**TASK TO CARRY OUT**:
Could you report every line from the entries that includes the word "battery"?

**AVAILABLE RECORDS**:
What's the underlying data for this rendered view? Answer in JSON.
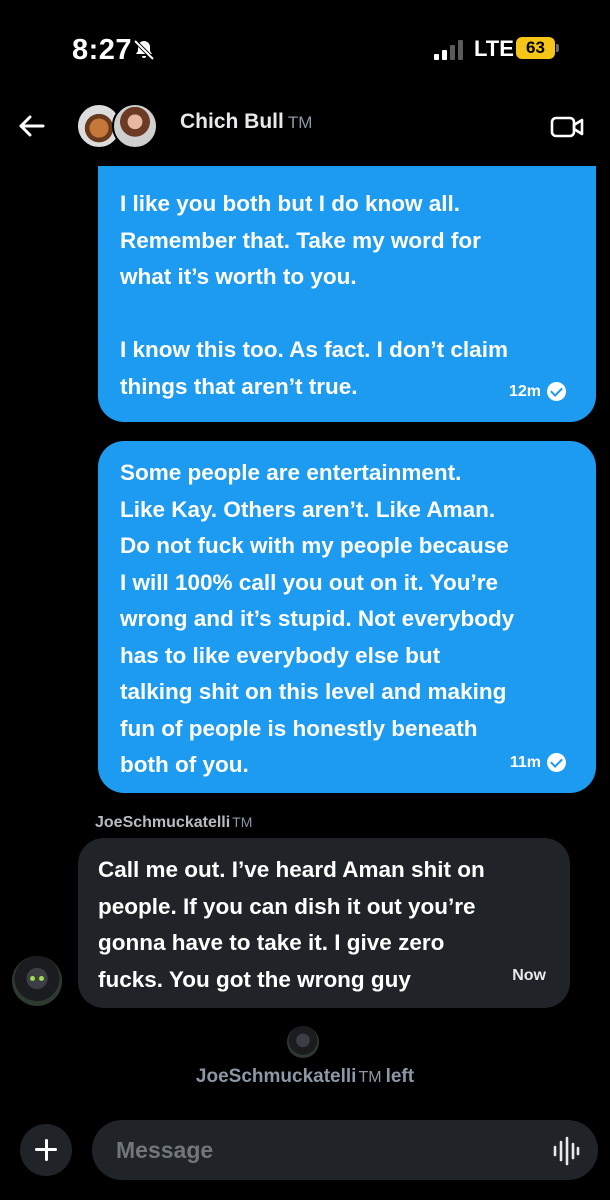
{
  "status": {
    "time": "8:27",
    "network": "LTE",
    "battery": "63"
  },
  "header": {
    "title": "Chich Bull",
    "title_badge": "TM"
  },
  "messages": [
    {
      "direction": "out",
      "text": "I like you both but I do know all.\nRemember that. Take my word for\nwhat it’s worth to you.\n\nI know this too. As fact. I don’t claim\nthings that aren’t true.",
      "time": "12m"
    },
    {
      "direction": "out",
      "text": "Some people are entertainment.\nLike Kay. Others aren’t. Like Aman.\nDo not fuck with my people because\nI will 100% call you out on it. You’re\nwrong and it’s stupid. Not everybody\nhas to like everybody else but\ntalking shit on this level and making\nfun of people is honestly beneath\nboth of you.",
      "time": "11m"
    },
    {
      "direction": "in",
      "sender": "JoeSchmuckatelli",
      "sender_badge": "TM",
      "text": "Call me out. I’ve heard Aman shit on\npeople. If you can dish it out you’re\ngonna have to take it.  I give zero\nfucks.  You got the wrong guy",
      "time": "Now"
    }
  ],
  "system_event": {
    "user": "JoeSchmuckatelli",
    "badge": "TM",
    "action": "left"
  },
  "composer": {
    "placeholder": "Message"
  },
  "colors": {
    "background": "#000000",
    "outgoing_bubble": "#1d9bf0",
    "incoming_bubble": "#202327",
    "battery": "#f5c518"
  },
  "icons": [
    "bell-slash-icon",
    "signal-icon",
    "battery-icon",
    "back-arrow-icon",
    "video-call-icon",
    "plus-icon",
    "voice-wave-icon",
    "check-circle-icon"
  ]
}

**YOUR SOLUTION**:
    "battery": "63"
    "battery": "#f5c518"
    "battery-icon",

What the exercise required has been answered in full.